By Geeta Pandey
BBC News, Delhi
The Indian government has announced a ban on children working as domestic servants or in roadside food stalls.
Current child legislation is not effective
The order, which applies to children under 14, will come into effect in October, officials say.
It also bans children from teashops, restaurants, hotels, motels, resorts, spas or other recreational centres.
There are estimated to be more than 12.6 million child workers in India, many of whom work as domestic helps or in small roadside restaurants.
A senior official in the Labour Ministry, SK Srivastava, told the BBC that "the Technical Advisory Committee on Child Labour regularly surveys the risk factors involved in any industry and depending on our findings we have taken this decision".
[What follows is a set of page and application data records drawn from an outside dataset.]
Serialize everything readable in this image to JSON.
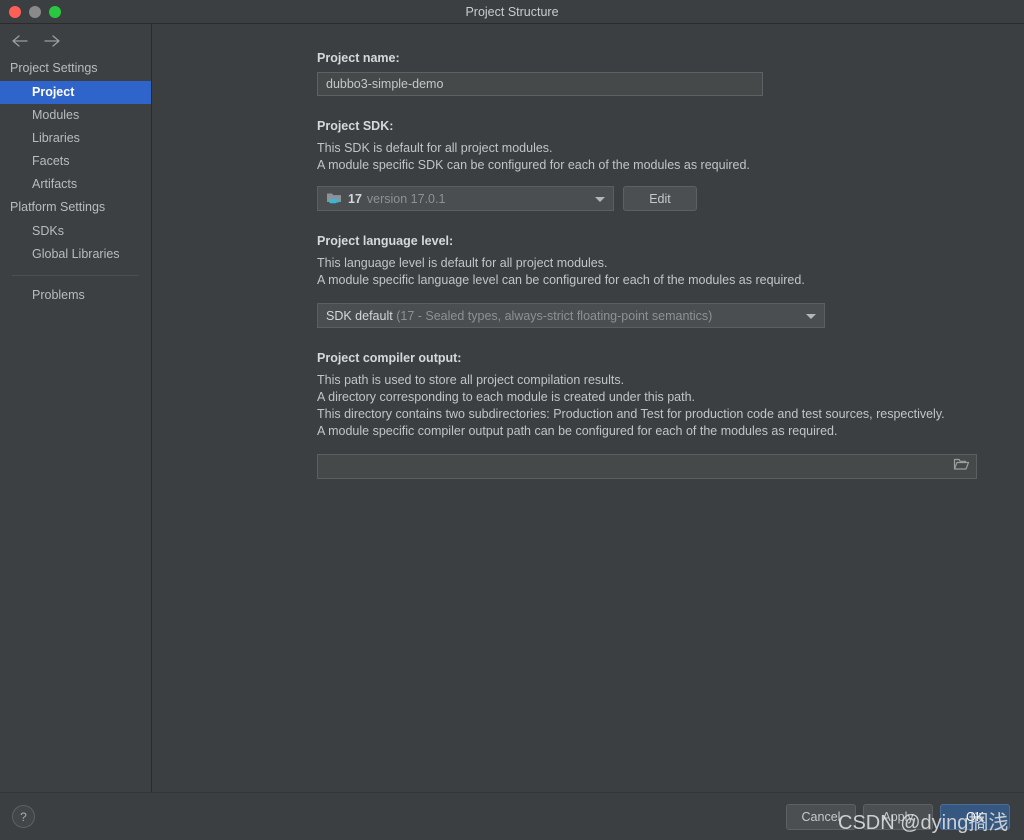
{
  "window": {
    "title": "Project Structure",
    "controls": {
      "close": "close",
      "minimize": "minimize",
      "maximize": "maximize"
    }
  },
  "sidebar": {
    "nav": {
      "back": "back-arrow",
      "forward": "forward-arrow"
    },
    "groups": [
      {
        "label": "Project Settings",
        "items": [
          {
            "label": "Project",
            "selected": true
          },
          {
            "label": "Modules",
            "selected": false
          },
          {
            "label": "Libraries",
            "selected": false
          },
          {
            "label": "Facets",
            "selected": false
          },
          {
            "label": "Artifacts",
            "selected": false
          }
        ]
      },
      {
        "label": "Platform Settings",
        "items": [
          {
            "label": "SDKs",
            "selected": false
          },
          {
            "label": "Global Libraries",
            "selected": false
          }
        ]
      }
    ],
    "extra": [
      {
        "label": "Problems",
        "selected": false
      }
    ]
  },
  "main": {
    "project_name": {
      "label": "Project name:",
      "value": "dubbo3-simple-demo",
      "placeholder": ""
    },
    "project_sdk": {
      "label": "Project SDK:",
      "desc_line1": "This SDK is default for all project modules.",
      "desc_line2": "A module specific SDK can be configured for each of the modules as required.",
      "selected_name": "17",
      "selected_version": "version 17.0.1",
      "icon": "jdk-folder-icon",
      "edit_label": "Edit"
    },
    "language_level": {
      "label": "Project language level:",
      "desc_line1": "This language level is default for all project modules.",
      "desc_line2": "A module specific language level can be configured for each of the modules as required.",
      "selected_primary": "SDK default",
      "selected_secondary": "(17 - Sealed types, always-strict floating-point semantics)"
    },
    "compiler_output": {
      "label": "Project compiler output:",
      "desc_line1": "This path is used to store all project compilation results.",
      "desc_line2": "A directory corresponding to each module is created under this path.",
      "desc_line3": "This directory contains two subdirectories: Production and Test for production code and test sources, respectively.",
      "desc_line4": "A module specific compiler output path can be configured for each of the modules as required.",
      "value": "",
      "placeholder": "",
      "browse_icon": "folder-icon"
    }
  },
  "footer": {
    "help_label": "?",
    "cancel_label": "Cancel",
    "apply_label": "Apply",
    "ok_label": "OK"
  },
  "watermark": {
    "text": "CSDN @dying搁浅"
  },
  "colors": {
    "background": "#3c3f41",
    "sidebar": "#3c4043",
    "selection": "#2f65cb",
    "primary_button": "#365880",
    "text": "#c2c5c7",
    "traffic_close": "#ff5f57",
    "traffic_min": "#8a8a8a",
    "traffic_max": "#28c840"
  }
}
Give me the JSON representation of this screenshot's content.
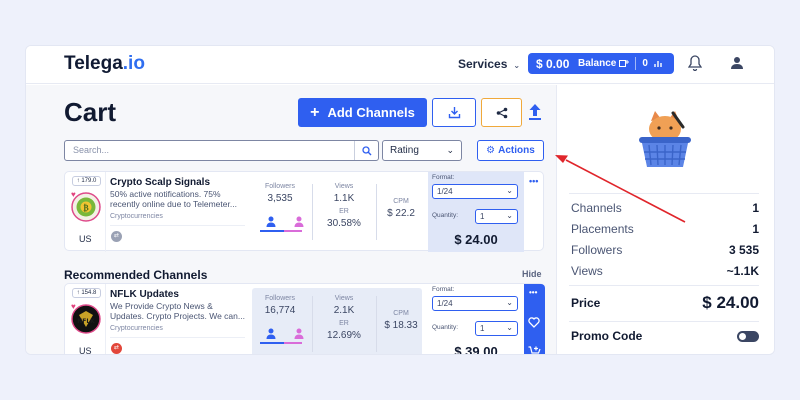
{
  "header": {
    "logo_text": "Telega",
    "logo_dot": ".io",
    "services_label": "Services",
    "balance_amount": "$ 0.00",
    "balance_label": "Balance",
    "balance_count": "0"
  },
  "cart": {
    "title": "Cart",
    "add_channels_label": "Add Channels",
    "search_placeholder": "Search...",
    "sort_selected": "Rating",
    "actions_label": "Actions"
  },
  "items": [
    {
      "rating": "179.0",
      "name": "Crypto Scalp Signals",
      "description": "50% active notifications. 75% recently online due to Telemeter...",
      "category": "Cryptocurrencies",
      "country": "US",
      "followers_label": "Followers",
      "followers": "3,535",
      "views_label": "Views",
      "views": "1.1K",
      "er_label": "ER",
      "er": "30.58%",
      "cpm_label": "CPM",
      "cpm": "$ 22.2",
      "format_label": "Format:",
      "format_value": "1/24",
      "quantity_label": "Quantity:",
      "quantity_value": "1",
      "price": "$ 24.00"
    }
  ],
  "recommended": {
    "title": "Recommended Channels",
    "hide_label": "Hide",
    "items": [
      {
        "rating": "154.8",
        "name": "NFLK Updates",
        "description": "We Provide Crypto News & Updates. Crypto Projects. We can...",
        "category": "Cryptocurrencies",
        "country": "US",
        "followers_label": "Followers",
        "followers": "16,774",
        "views_label": "Views",
        "views": "2.1K",
        "er_label": "ER",
        "er": "12.69%",
        "cpm_label": "CPM",
        "cpm": "$ 18.33",
        "format_label": "Format:",
        "format_value": "1/24",
        "quantity_label": "Quantity:",
        "quantity_value": "1",
        "price": "$ 39.00"
      }
    ]
  },
  "summary": {
    "channels_label": "Channels",
    "channels": "1",
    "placements_label": "Placements",
    "placements": "1",
    "followers_label": "Followers",
    "followers": "3 535",
    "views_label": "Views",
    "views": "~1.1K",
    "price_label": "Price",
    "price": "$ 24.00",
    "promo_label": "Promo Code"
  },
  "colors": {
    "accent": "#2f5ff0",
    "share_border": "#f0a93b",
    "arrow": "#e0252b",
    "page_bg": "#eef1fb"
  }
}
The committee, while recommending the ban, warned that children under 14 were vulnerable to physical, mental and even sexual abuse.
Mr Srivastava said that anyone found violating the ban would be penalised under the Child Labour Prohibition and Regulation Act of 1986. Punishment range from a fine to imprisonment.
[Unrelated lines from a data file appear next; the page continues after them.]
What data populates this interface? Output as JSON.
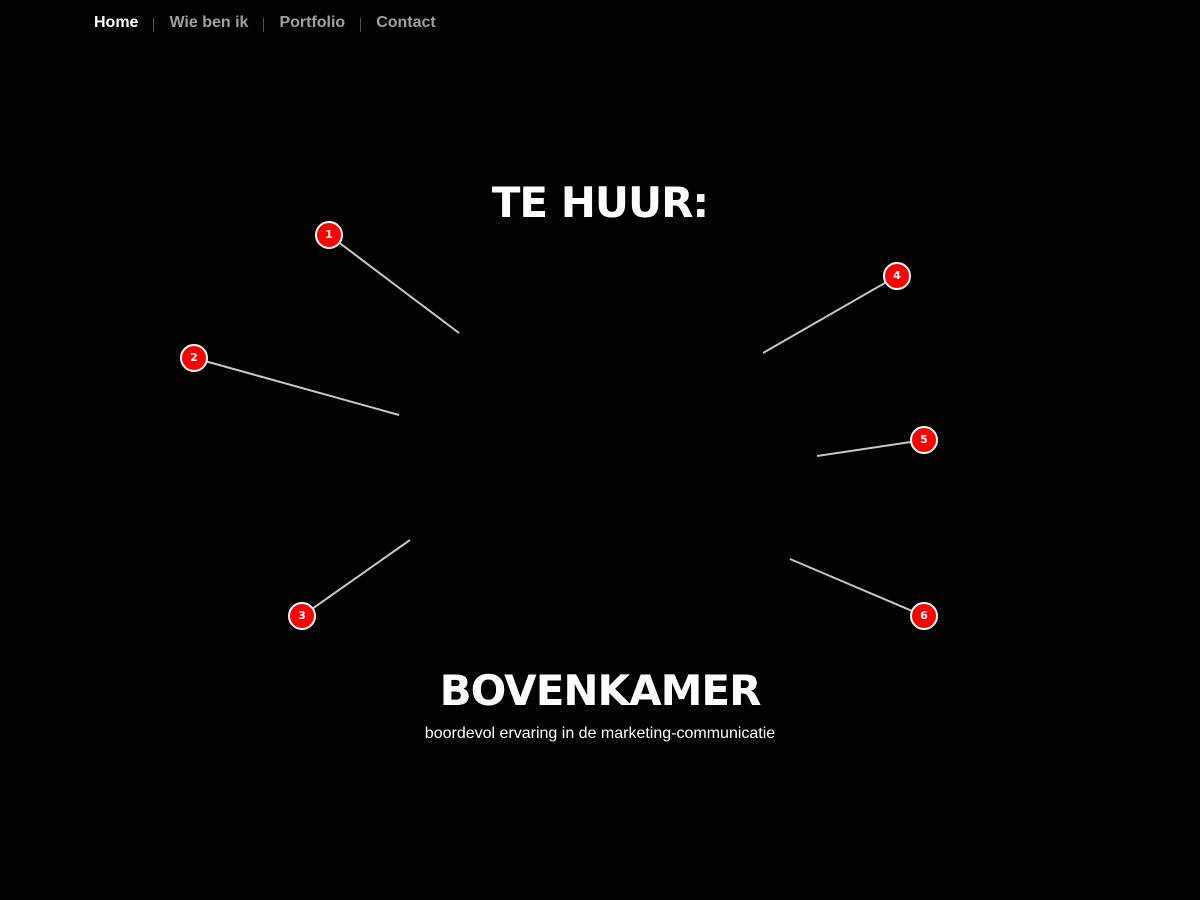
{
  "nav": {
    "items": [
      {
        "label": "Home",
        "active": true
      },
      {
        "label": "Wie ben ik",
        "active": false
      },
      {
        "label": "Portfolio",
        "active": false
      },
      {
        "label": "Contact",
        "active": false
      }
    ]
  },
  "hero": {
    "heading": "TE HUUR:",
    "name": "BOVENKAMER",
    "tagline": "boordevol ervaring in de marketing-communicatie"
  },
  "hotspots": [
    {
      "label": "1"
    },
    {
      "label": "2"
    },
    {
      "label": "3"
    },
    {
      "label": "4"
    },
    {
      "label": "5"
    },
    {
      "label": "6"
    }
  ],
  "colors": {
    "background": "#000000",
    "hotspot": "#ff0000",
    "line": "#c8c8c8",
    "nav_inactive": "#a0a0a0",
    "nav_active": "#ffffff"
  }
}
India has laws in place to protect children and bans the use of young workers in hazardous industries, but they remain ineffective in many areas.
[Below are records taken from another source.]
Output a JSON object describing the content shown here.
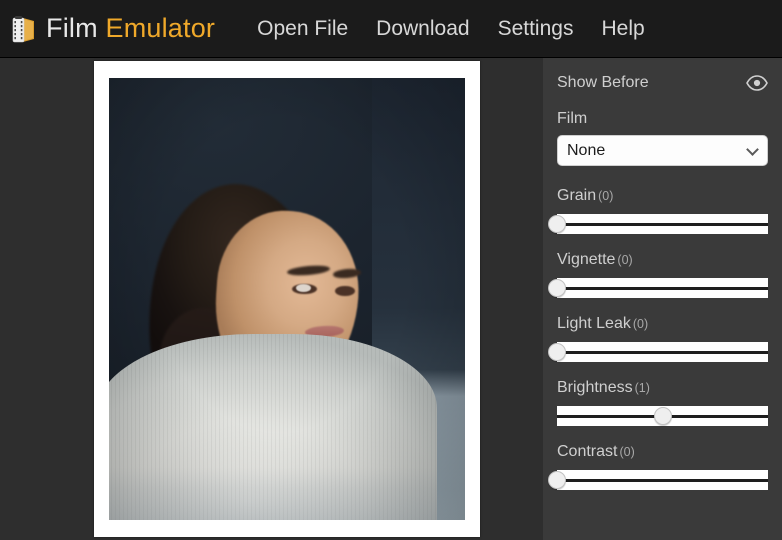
{
  "header": {
    "logo_icon": "film-roll-icon",
    "brand_word1": "Film",
    "brand_word2": "Emulator",
    "brand_accent_color": "#f0a92a",
    "nav": [
      {
        "label": "Open File",
        "name": "nav-open-file"
      },
      {
        "label": "Download",
        "name": "nav-download"
      },
      {
        "label": "Settings",
        "name": "nav-settings"
      },
      {
        "label": "Help",
        "name": "nav-help"
      }
    ]
  },
  "canvas": {
    "photo_alt": "portrait of a woman in a white ribbed sweater against a dark navy background"
  },
  "sidebar": {
    "show_before_label": "Show Before",
    "show_before_icon": "eye-icon",
    "film_label": "Film",
    "film_value": "None",
    "film_options": [
      "None"
    ],
    "sliders": [
      {
        "label": "Grain",
        "value": "0",
        "display": "(0)",
        "percent": 0,
        "name": "grain"
      },
      {
        "label": "Vignette",
        "value": "0",
        "display": "(0)",
        "percent": 0,
        "name": "vignette"
      },
      {
        "label": "Light Leak",
        "value": "0",
        "display": "(0)",
        "percent": 0,
        "name": "light-leak"
      },
      {
        "label": "Brightness",
        "value": "1",
        "display": "(1)",
        "percent": 50,
        "name": "brightness"
      },
      {
        "label": "Contrast",
        "value": "0",
        "display": "(0)",
        "percent": 0,
        "name": "contrast"
      }
    ]
  },
  "colors": {
    "header_bg": "#1b1b1b",
    "canvas_bg": "#2e2e2e",
    "sidebar_bg": "#3a3a3a",
    "text": "#cfcfcf",
    "accent": "#f0a92a"
  }
}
Thousands of children continue to work in firecracker and matchstick factories or are involved in carpet weaving, embroidery or stitching footballs.
Many parents say crippling poverty forces them to send their children, sometimes as young as five or six, to work in other people's homes or in factories.
Most of these children are made to work in unhealthy conditions for long hours and paid poorly.